Step two, Alice and Bob each pick one number at random from the group that they won't reveal even to each other.
Let's say Alice picks a equals 2, and Bob picks b equals 4 arbitrarily.
Step three, Alice and Bob each compute g raised to the power of their own secret number mod n. And then they transmit those results to each other with Eve still watching.
As you can see, Alice and Bob end up transmitting 5 and 3 respectively.
And now, the magic.
Step four, Alice and Bob each raise the others publicly transmitted number to the power of their own private number mod n. And check it out.
In mod 11 arithmetic, they both end up with 9.
Now why that happens seems less mysterious if you represent the last maneuver in terms of the generator g equals 7 and if you invoke the fact that exponent rules still hold in modular arithmetic.
But conceptually, do you see what just happened?
Alice and Bob have managed to share a number, 9, without ever transmitting it publicly.
So they can now use that number for symmetric encryption provided that Eve can't also determine that number from those numbers that she has intercepted.
So can Eve do this?
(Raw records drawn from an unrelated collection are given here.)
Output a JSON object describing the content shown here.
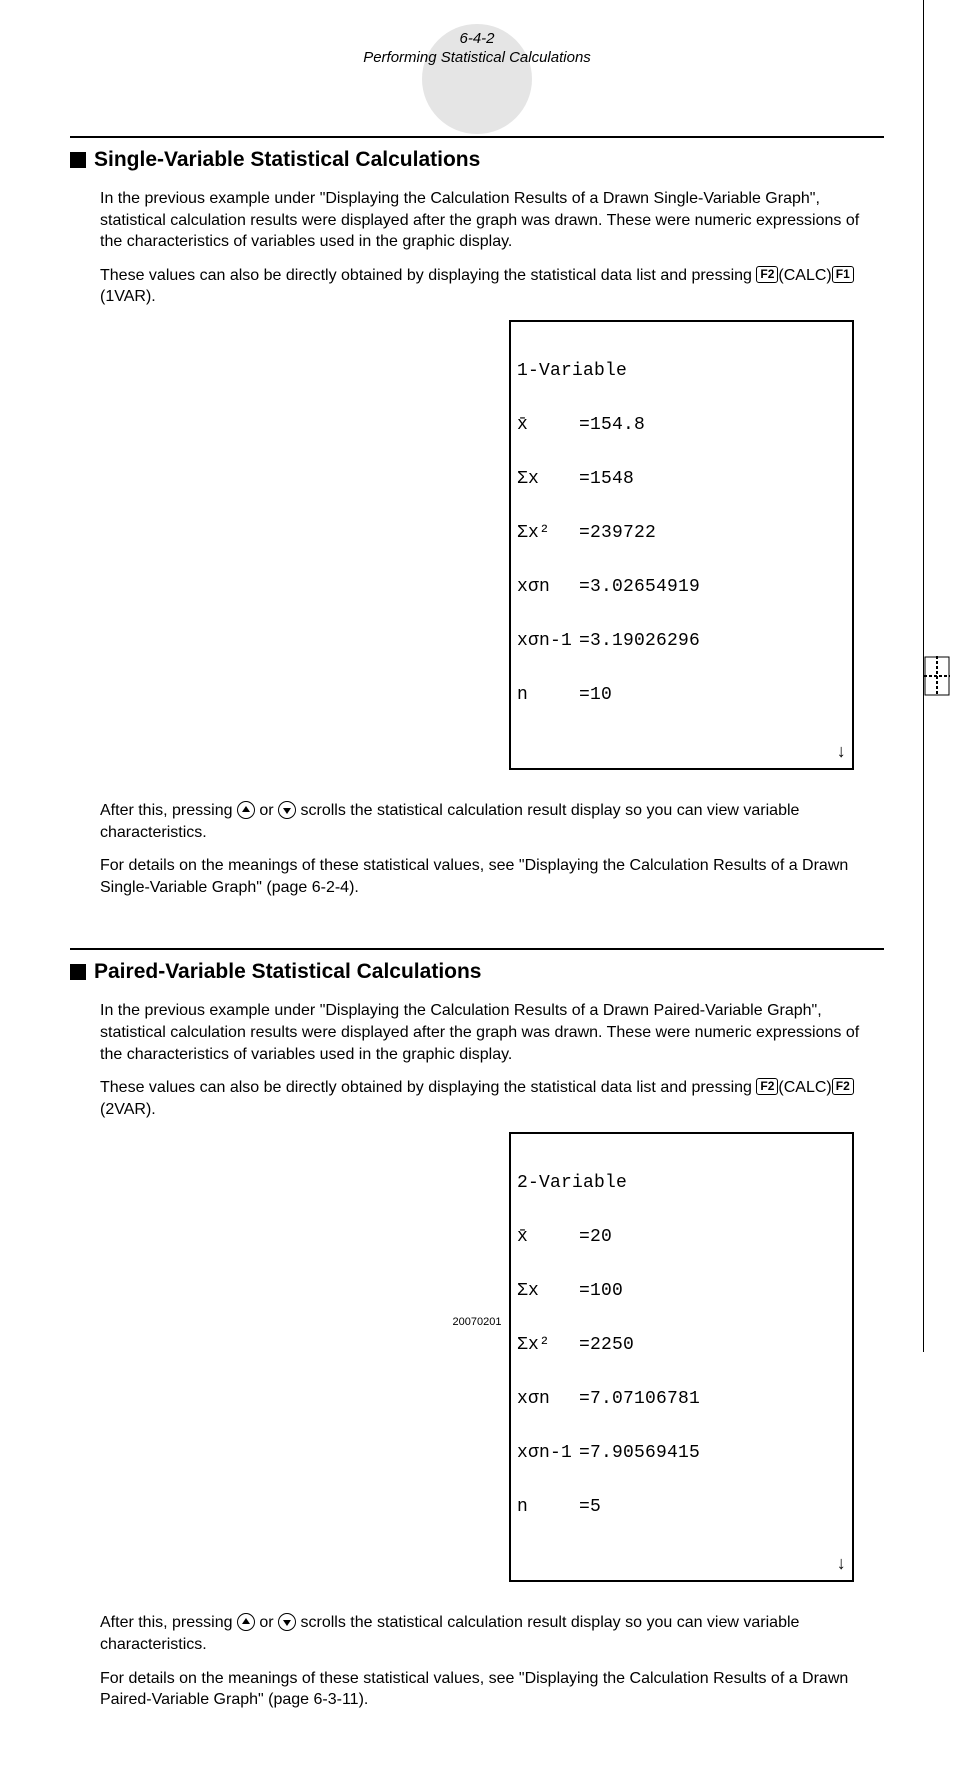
{
  "header": {
    "page_number": "6-4-2",
    "title": "Performing Statistical Calculations"
  },
  "section1": {
    "title": "Single-Variable Statistical Calculations",
    "para1": "In the previous example under \"Displaying the Calculation Results of a Drawn Single-Variable Graph\", statistical calculation results were displayed after the graph was drawn. These were numeric expressions of the characteristics of variables used in the graphic display.",
    "para2_pre": "These values can also be directly obtained by displaying the statistical data list and pressing ",
    "key1": "F2",
    "key1_after": "(CALC)",
    "key2": "F1",
    "key2_after": "(1VAR).",
    "para3_a": "After this, pressing ",
    "para3_b": " or ",
    "para3_c": " scrolls the statistical calculation result display so you can view variable characteristics.",
    "para4": "For details on the meanings of these statistical values, see \"Displaying the Calculation Results of a Drawn Single-Variable Graph\" (page 6-2-4).",
    "screen": {
      "title": "1-Variable",
      "rows": [
        {
          "label": "x̄",
          "value": "=154.8"
        },
        {
          "label": "Σx",
          "value": "=1548"
        },
        {
          "label": "Σx²",
          "value": "=239722"
        },
        {
          "label": "xσn",
          "value": "=3.02654919"
        },
        {
          "label": "xσn-1",
          "value": "=3.19026296"
        },
        {
          "label": "n",
          "value": "=10"
        }
      ],
      "scroll": "↓"
    }
  },
  "section2": {
    "title": "Paired-Variable Statistical Calculations",
    "para1": "In the previous example under \"Displaying the Calculation Results of a Drawn Paired-Variable Graph\", statistical calculation results were displayed after the graph was drawn. These were numeric expressions of the characteristics of variables used in the graphic display.",
    "para2_pre": "These values can also be directly obtained by displaying the statistical data list and pressing ",
    "key1": "F2",
    "key1_after": "(CALC)",
    "key2": "F2",
    "key2_after": "(2VAR).",
    "para3_a": "After this, pressing ",
    "para3_b": " or ",
    "para3_c": " scrolls the statistical calculation result display so you can view variable characteristics.",
    "para4": "For details on the meanings of these statistical values, see \"Displaying the Calculation Results of a Drawn Paired-Variable Graph\" (page 6-3-11).",
    "screen": {
      "title": "2-Variable",
      "rows": [
        {
          "label": "x̄",
          "value": "=20"
        },
        {
          "label": "Σx",
          "value": "=100"
        },
        {
          "label": "Σx²",
          "value": "=2250"
        },
        {
          "label": "xσn",
          "value": "=7.07106781"
        },
        {
          "label": "xσn-1",
          "value": "=7.90569415"
        },
        {
          "label": "n",
          "value": "=5"
        }
      ],
      "scroll": "↓"
    }
  },
  "footer": "20070201"
}
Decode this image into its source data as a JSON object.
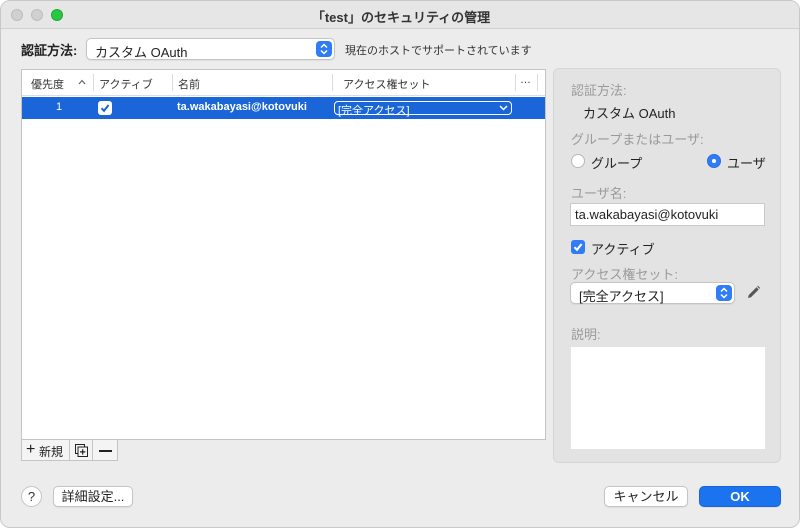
{
  "window": {
    "title": "「test」のセキュリティの管理"
  },
  "auth": {
    "label": "認証方法:",
    "selected": "カスタム OAuth",
    "hint": "現在のホストでサポートされています"
  },
  "table": {
    "columns": [
      "優先度",
      "アクティブ",
      "名前",
      "アクセス権セット",
      "…"
    ],
    "rows": [
      {
        "priority": "1",
        "active": true,
        "name": "ta.wakabayasi@kotovuki",
        "access_set": "[完全アクセス]"
      }
    ],
    "new_label": "新規"
  },
  "panel": {
    "auth_method_label": "認証方法:",
    "auth_method_value": "カスタム OAuth",
    "group_or_user_label": "グループまたはユーザ:",
    "radio_group": "グループ",
    "radio_user": "ユーザ",
    "radio_selected": "ユーザ",
    "username_label": "ユーザ名:",
    "username_value": "ta.wakabayasi@kotovuki",
    "active_label": "アクティブ",
    "active_checked": true,
    "access_set_label": "アクセス権セット:",
    "access_set_value": "[完全アクセス]",
    "description_label": "説明:",
    "description_value": ""
  },
  "buttons": {
    "help": "?",
    "advanced": "詳細設定...",
    "cancel": "キャンセル",
    "ok": "OK"
  },
  "colors": {
    "accent": "#2f7cf6",
    "selection": "#1a66d8",
    "ok_button": "#1b73f0"
  }
}
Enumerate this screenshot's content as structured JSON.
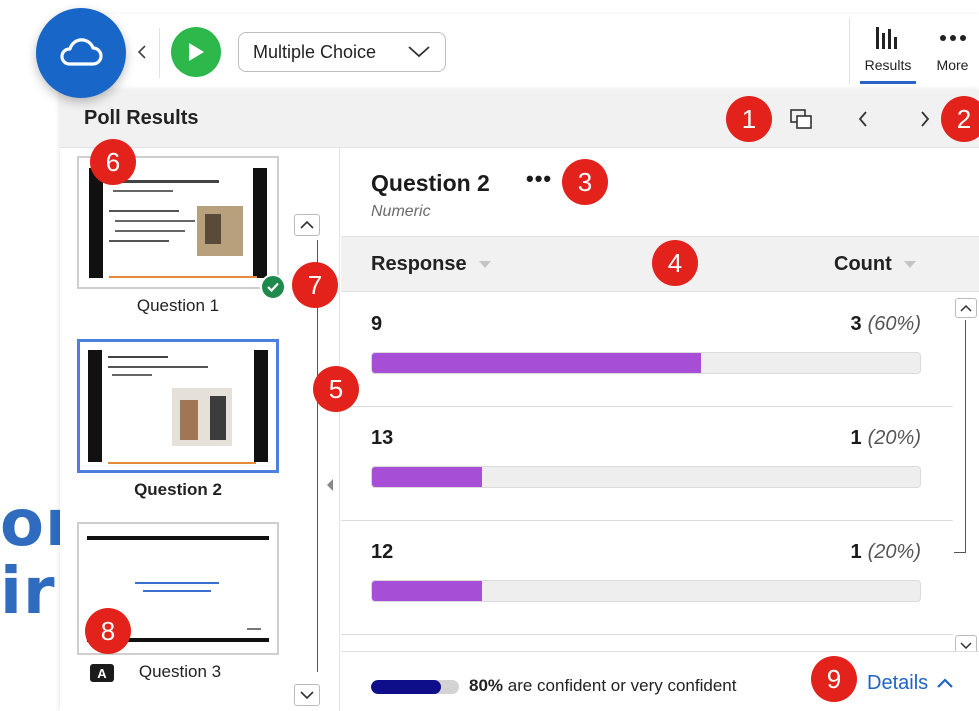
{
  "background": {
    "line1": "or",
    "line2": "ir"
  },
  "toolbar": {
    "logo_icon": "cloud-icon",
    "question_type": "Multiple Choice",
    "tabs": [
      {
        "label": "Results",
        "icon": "bar-chart-icon",
        "active": true
      },
      {
        "label": "More",
        "icon": "ellipsis-icon"
      }
    ]
  },
  "panel": {
    "title": "Poll Results"
  },
  "markers": [
    "1",
    "2",
    "3",
    "4",
    "5",
    "6",
    "7",
    "8",
    "9"
  ],
  "slides": [
    {
      "label": "Question 1",
      "answered": true
    },
    {
      "label": "Question 2",
      "active": true
    },
    {
      "label": "Question 3",
      "badge": "A"
    }
  ],
  "question": {
    "title": "Question 2",
    "more": "•••",
    "type": "Numeric"
  },
  "table": {
    "columns": [
      "Response",
      "Count"
    ],
    "rows": [
      {
        "response": "9",
        "count": "3",
        "percent": "(60%)",
        "fraction": 0.6
      },
      {
        "response": "13",
        "count": "1",
        "percent": "(20%)",
        "fraction": 0.2
      },
      {
        "response": "12",
        "count": "1",
        "percent": "(20%)",
        "fraction": 0.2
      }
    ]
  },
  "footer": {
    "confidence_value": "80%",
    "confidence_fraction": 0.8,
    "confidence_text": "are confident or very confident",
    "details_label": "Details"
  },
  "colors": {
    "accent_blue": "#1f63c6",
    "bar_purple": "#a64ed6",
    "confidence_navy": "#0e0e8a",
    "marker_red": "#e3231b",
    "play_green": "#2eb84c"
  }
}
Can Eve guess Alice and Bob's shared number?
In our simple example, yes, but in general, no.
And even our simple example can give you insight into why.
Think about it like this.
If you are Eve, how would you solve these equations to find Alice's or Bob's private number?
You'd probably end up listing the mod 11 powers of 7 and seeing where 5 and 3 fall in that list.
Now even with numbers this small, I think you can see that that's much slower and less procedural than what Alice and Bob have to do to synthesize the 9 in the first place, namely, just raise 7 to a single power.
More generally, when the modulus and the exponents are enormous, computers can still do modular exponentiation extremely quickly.
But there simply is no fast way to undo modular exponentiation.
That inverse problem is called the Discrete Logarithm Problem, or the DLP, and it's much harder than the ordinary logs you do on your calculator.
There are better algorithms than just listing powers of the generator, but even those rely on pre-computing some sort of lookup tables.
And here's the thing.
Eve's best known method for discovering Alice and Bob's shared key is to solve the DLP for at least one of their secret numbers.
Now when n is 11, Eve can make the necessary tables by hand.
But if n is a huge prime, Eve's in trouble.
That's not because prime numbers are inherently necessary for Diffie-Hellman, but rather because from a practical standpoint, a group with a prime modulus n will automatically have n minus 1 members, which is also a huge number, that means a crazy number of generators and powers of generators to tabulate.
Once n has several hundred decimal digits, then cracking the DLP become computationally infeasible within a human lifetime, even for the NSA.
So there you have it.
That's my admittedly oversimplified, but still fairly faithful synopsis, of Diffie-Hellman key exchange.
It's a good reminder that, contrary to much popular belief, encryption is not inherently about primes or factoring but rather about one-way functions.
And here's a fun fact.
One-way functions needn't be numerical in nature.
In fact, in a later episode, we'll showcase the one-way function with the fastest growing footprint in contemporary cryptography-- a one-way function whose flavor is much more geometric.
You're super curious now, huh?
Patience grasshopper, we will get there.
I'll see you soon.